simple search api (was Re: mimetype standardisation by testsets)
magnus.bergman at observer.net
Wed Nov 22 17:00:18 EET 2006
On Sun, 19 Nov 2006 12:19:45 +0100
"Jos van den Oever" <jvdoever at gmail.com> wrote:
> Hi Mikkel,
> Yes, the common dbus api is still something we need. I wanted to start
> on the metadata standarization first, but we can do the searching api
> in parallel. You make a good start in listing the available engines.
> There might even be more. To coordinate we need a process that lists
> the available search engines over dbus. An application should be able
> to say: I want to search using a particular interface with the
> available search engines.
> The attached archive contains an effort to do two things:
> - propose a very simple, common api for search engines
> - implement such a coordinating daemon
> The code contains the daemon, a demo search application and a python
> client to access it by finding the search engine over the
> The proposal for the search api is _very_ simple and I call for
> application developers to see if the function calls in there are
> Here i paste them for convenience:
> interface org.freedesktop.search.simple
> method startConfiguration ( )
> Open a graphical interface for configuring of search tool.
> method countHits ( in s query , out i count )
> Count the number of instances of a file that match a particular query.
> The query being performed.
> The number of documents that match the query.
> method query ( in s query, in i offset, in i limit , out as hits )
> Perform a query and return a list of files that match the query.
> The query being performed.
> The offset in the result list for the first returned result.
> The maximum number of results that should be returned.
> A list if filenames that are the result of the query.
> method getProperties ( in as files,in a(sa(sas)) properties )
> Get properties for the given files.
> A list of files for which properties should be returned.
> The properties belonging to each file. Each property is a name

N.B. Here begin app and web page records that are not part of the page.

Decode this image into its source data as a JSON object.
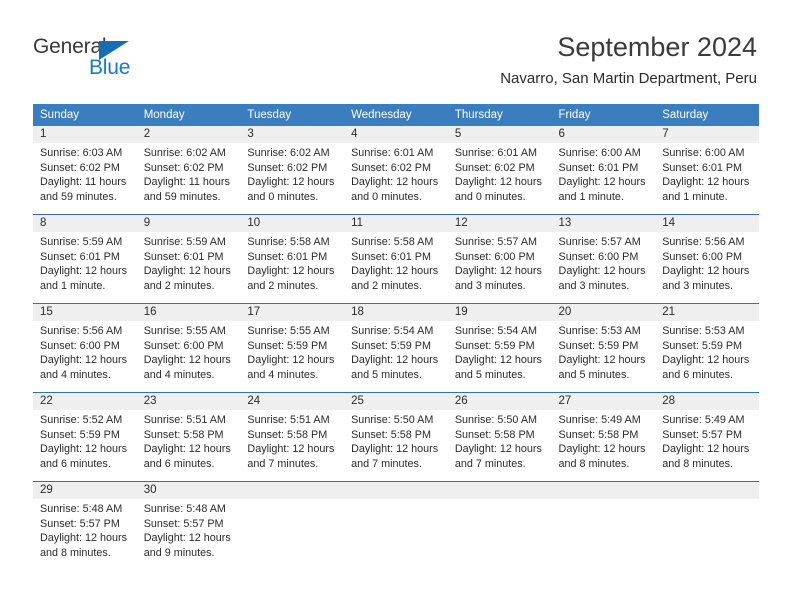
{
  "brand": {
    "name_part1": "General",
    "name_part2": "Blue",
    "triangle_color": "#156eb4",
    "blue_color": "#1b7ac4"
  },
  "header": {
    "title": "September 2024",
    "subtitle": "Navarro, San Martin Department, Peru"
  },
  "theme": {
    "header_row_bg": "#3a7ebf",
    "week_divider": "#2f72b2",
    "daynum_bg": "#efefef",
    "text": "#2b2b2b"
  },
  "weekdays": [
    "Sunday",
    "Monday",
    "Tuesday",
    "Wednesday",
    "Thursday",
    "Friday",
    "Saturday"
  ],
  "weeks": [
    {
      "days": [
        {
          "num": "1",
          "lines": [
            "Sunrise: 6:03 AM",
            "Sunset: 6:02 PM",
            "Daylight: 11 hours",
            "and 59 minutes."
          ]
        },
        {
          "num": "2",
          "lines": [
            "Sunrise: 6:02 AM",
            "Sunset: 6:02 PM",
            "Daylight: 11 hours",
            "and 59 minutes."
          ]
        },
        {
          "num": "3",
          "lines": [
            "Sunrise: 6:02 AM",
            "Sunset: 6:02 PM",
            "Daylight: 12 hours",
            "and 0 minutes."
          ]
        },
        {
          "num": "4",
          "lines": [
            "Sunrise: 6:01 AM",
            "Sunset: 6:02 PM",
            "Daylight: 12 hours",
            "and 0 minutes."
          ]
        },
        {
          "num": "5",
          "lines": [
            "Sunrise: 6:01 AM",
            "Sunset: 6:02 PM",
            "Daylight: 12 hours",
            "and 0 minutes."
          ]
        },
        {
          "num": "6",
          "lines": [
            "Sunrise: 6:00 AM",
            "Sunset: 6:01 PM",
            "Daylight: 12 hours",
            "and 1 minute."
          ]
        },
        {
          "num": "7",
          "lines": [
            "Sunrise: 6:00 AM",
            "Sunset: 6:01 PM",
            "Daylight: 12 hours",
            "and 1 minute."
          ]
        }
      ]
    },
    {
      "days": [
        {
          "num": "8",
          "lines": [
            "Sunrise: 5:59 AM",
            "Sunset: 6:01 PM",
            "Daylight: 12 hours",
            "and 1 minute."
          ]
        },
        {
          "num": "9",
          "lines": [
            "Sunrise: 5:59 AM",
            "Sunset: 6:01 PM",
            "Daylight: 12 hours",
            "and 2 minutes."
          ]
        },
        {
          "num": "10",
          "lines": [
            "Sunrise: 5:58 AM",
            "Sunset: 6:01 PM",
            "Daylight: 12 hours",
            "and 2 minutes."
          ]
        },
        {
          "num": "11",
          "lines": [
            "Sunrise: 5:58 AM",
            "Sunset: 6:01 PM",
            "Daylight: 12 hours",
            "and 2 minutes."
          ]
        },
        {
          "num": "12",
          "lines": [
            "Sunrise: 5:57 AM",
            "Sunset: 6:00 PM",
            "Daylight: 12 hours",
            "and 3 minutes."
          ]
        },
        {
          "num": "13",
          "lines": [
            "Sunrise: 5:57 AM",
            "Sunset: 6:00 PM",
            "Daylight: 12 hours",
            "and 3 minutes."
          ]
        },
        {
          "num": "14",
          "lines": [
            "Sunrise: 5:56 AM",
            "Sunset: 6:00 PM",
            "Daylight: 12 hours",
            "and 3 minutes."
          ]
        }
      ]
    },
    {
      "days": [
        {
          "num": "15",
          "lines": [
            "Sunrise: 5:56 AM",
            "Sunset: 6:00 PM",
            "Daylight: 12 hours",
            "and 4 minutes."
          ]
        },
        {
          "num": "16",
          "lines": [
            "Sunrise: 5:55 AM",
            "Sunset: 6:00 PM",
            "Daylight: 12 hours",
            "and 4 minutes."
          ]
        },
        {
          "num": "17",
          "lines": [
            "Sunrise: 5:55 AM",
            "Sunset: 5:59 PM",
            "Daylight: 12 hours",
            "and 4 minutes."
          ]
        },
        {
          "num": "18",
          "lines": [
            "Sunrise: 5:54 AM",
            "Sunset: 5:59 PM",
            "Daylight: 12 hours",
            "and 5 minutes."
          ]
        },
        {
          "num": "19",
          "lines": [
            "Sunrise: 5:54 AM",
            "Sunset: 5:59 PM",
            "Daylight: 12 hours",
            "and 5 minutes."
          ]
        },
        {
          "num": "20",
          "lines": [
            "Sunrise: 5:53 AM",
            "Sunset: 5:59 PM",
            "Daylight: 12 hours",
            "and 5 minutes."
          ]
        },
        {
          "num": "21",
          "lines": [
            "Sunrise: 5:53 AM",
            "Sunset: 5:59 PM",
            "Daylight: 12 hours",
            "and 6 minutes."
          ]
        }
      ]
    },
    {
      "days": [
        {
          "num": "22",
          "lines": [
            "Sunrise: 5:52 AM",
            "Sunset: 5:59 PM",
            "Daylight: 12 hours",
            "and 6 minutes."
          ]
        },
        {
          "num": "23",
          "lines": [
            "Sunrise: 5:51 AM",
            "Sunset: 5:58 PM",
            "Daylight: 12 hours",
            "and 6 minutes."
          ]
        },
        {
          "num": "24",
          "lines": [
            "Sunrise: 5:51 AM",
            "Sunset: 5:58 PM",
            "Daylight: 12 hours",
            "and 7 minutes."
          ]
        },
        {
          "num": "25",
          "lines": [
            "Sunrise: 5:50 AM",
            "Sunset: 5:58 PM",
            "Daylight: 12 hours",
            "and 7 minutes."
          ]
        },
        {
          "num": "26",
          "lines": [
            "Sunrise: 5:50 AM",
            "Sunset: 5:58 PM",
            "Daylight: 12 hours",
            "and 7 minutes."
          ]
        },
        {
          "num": "27",
          "lines": [
            "Sunrise: 5:49 AM",
            "Sunset: 5:58 PM",
            "Daylight: 12 hours",
            "and 8 minutes."
          ]
        },
        {
          "num": "28",
          "lines": [
            "Sunrise: 5:49 AM",
            "Sunset: 5:57 PM",
            "Daylight: 12 hours",
            "and 8 minutes."
          ]
        }
      ]
    },
    {
      "days": [
        {
          "num": "29",
          "lines": [
            "Sunrise: 5:48 AM",
            "Sunset: 5:57 PM",
            "Daylight: 12 hours",
            "and 8 minutes."
          ]
        },
        {
          "num": "30",
          "lines": [
            "Sunrise: 5:48 AM",
            "Sunset: 5:57 PM",
            "Daylight: 12 hours",
            "and 9 minutes."
          ]
        },
        {
          "num": "",
          "lines": []
        },
        {
          "num": "",
          "lines": []
        },
        {
          "num": "",
          "lines": []
        },
        {
          "num": "",
          "lines": []
        },
        {
          "num": "",
          "lines": []
        }
      ]
    }
  ]
}
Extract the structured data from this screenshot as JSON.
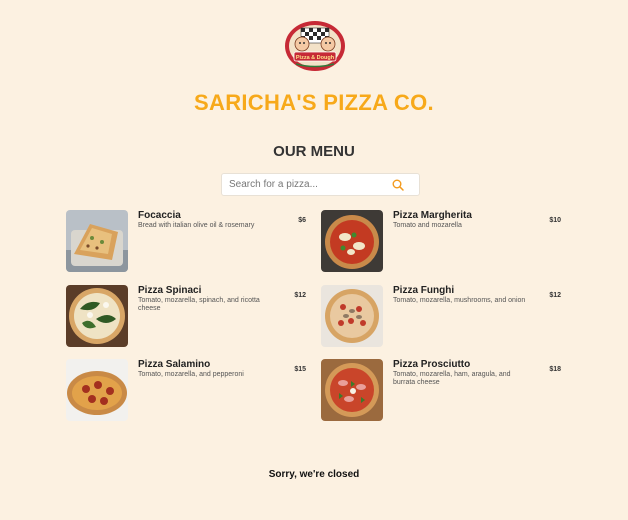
{
  "brand": {
    "logo_icon": "pizza-mascot-logo",
    "logo_text": "Pizza & Dough",
    "name": "SARICHA'S PIZZA CO.",
    "accent_color": "#f7a91a"
  },
  "menu": {
    "title": "OUR MENU",
    "search": {
      "placeholder": "Search for a pizza...",
      "value": "",
      "icon": "search-icon"
    },
    "items": [
      {
        "name": "Focaccia",
        "description": "Bread with italian olive oil & rosemary",
        "price": "$6"
      },
      {
        "name": "Pizza Margherita",
        "description": "Tomato and mozarella",
        "price": "$10"
      },
      {
        "name": "Pizza Spinaci",
        "description": "Tomato, mozarella, spinach, and ricotta cheese",
        "price": "$12"
      },
      {
        "name": "Pizza Funghi",
        "description": "Tomato, mozarella, mushrooms, and onion",
        "price": "$12"
      },
      {
        "name": "Pizza Salamino",
        "description": "Tomato, mozarella, and pepperoni",
        "price": "$15"
      },
      {
        "name": "Pizza Prosciutto",
        "description": "Tomato, mozarella, ham, aragula, and burrata cheese",
        "price": "$18"
      }
    ]
  },
  "footer": {
    "status": "Sorry, we're closed"
  }
}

> associated with a list of string values. The index of each property
> map in the list corresponds to the index of the filename in the list
> of files.
I have constructed a in-house application which does pretty much
exactly what you describe (it doesn't yet speak dbus, but corba and
soap). Sadly I'm not allowed to release the source of this application,
but at least I can share some of my experience. (I haven't yet looked
closely on your source, so I might have misunderstood some things)
If several search engines are available, the search manager lets the
client know of each search engine according to your proposal (right?).
I think it would be a better idea to present a list of indexes (of which
each search engine might provide several) to search in, but by default
search in all of them (if appropriate). Instead of registering the the
search engine I think it's better to think in terms of creating a
session (which might still do exactly the same thing). Because this
should affect all appropriate search engines transparently. And because
it might be desired to alter some options for the session (language,
fussiness, search contexts and such).
In addition to this session object I have found it suitable to also
have a search object (created from a query) because applications might
construct very complicated queries. This object can then is passed
to countHits, and used for getting the hits. And also for getting
attributes of the hit (matching document, score, language and such).
(Note that a hit is not equivalent to a document.)
Daemon or no daemon, that is the question. This is a question that
without doubt will arise (it always does). First we need to clarify that
there is a difference between a daemon doing the indexing of document
(or rather detecting new documents needed to be indexed) and a daemon
performing the search (and possibly merging several searches). Most
search engines I use don't have a daemon for doing the searches
(instead the only provide a library), because that is seldom considered
required. Indexes are read only (then searching) so the common problems
daemons are used to solve are not present.
My solution (which took me quite a while to develop) might seem overly
complicated at first, but I think it really isn't. It was to implement
all functionality (including caching and merging of searches) in a
library. That library can be used by an application to do everything.
Or the application can use it just to contact a daemon (which of course
also uses the very same library for everything it does). This also has
the nice side effect that daemons can be chained, so searches can span
over several computers (if it supports at least one network transparent
communication mechanism). I think it would also be a good idea for the
library to support plugins for different search engines/communication
mechanisms. One of the plugins is the one using the dbus search
interface. Other plugins could be made for existing search engines like
Lucene, Swish(++|E), mnoGoSearch, Xapian, ht://Dig, Datapark,
(hyper)estraier, Glimpse, Namatzu, Sherlock Holmes and all the other.
Which would surely be a lot easier than convincing each of them to
implement a daemon which provides a dbus interface.
One thing that English users seldom consider is the usages of several
languages. Which language is being used is important to know in order
to decide what stemming rules to use, and which stop-words use (in
English "the" is a stop-word while it in Swedish means tea and is
something that is adequate to search for). People using other languages
are very often multi lingual (using English as well). Therefore it is
interesting to know which language the query is in (search engines
might also be able to translate queries to search in document written
in different languages).
More information about the xdg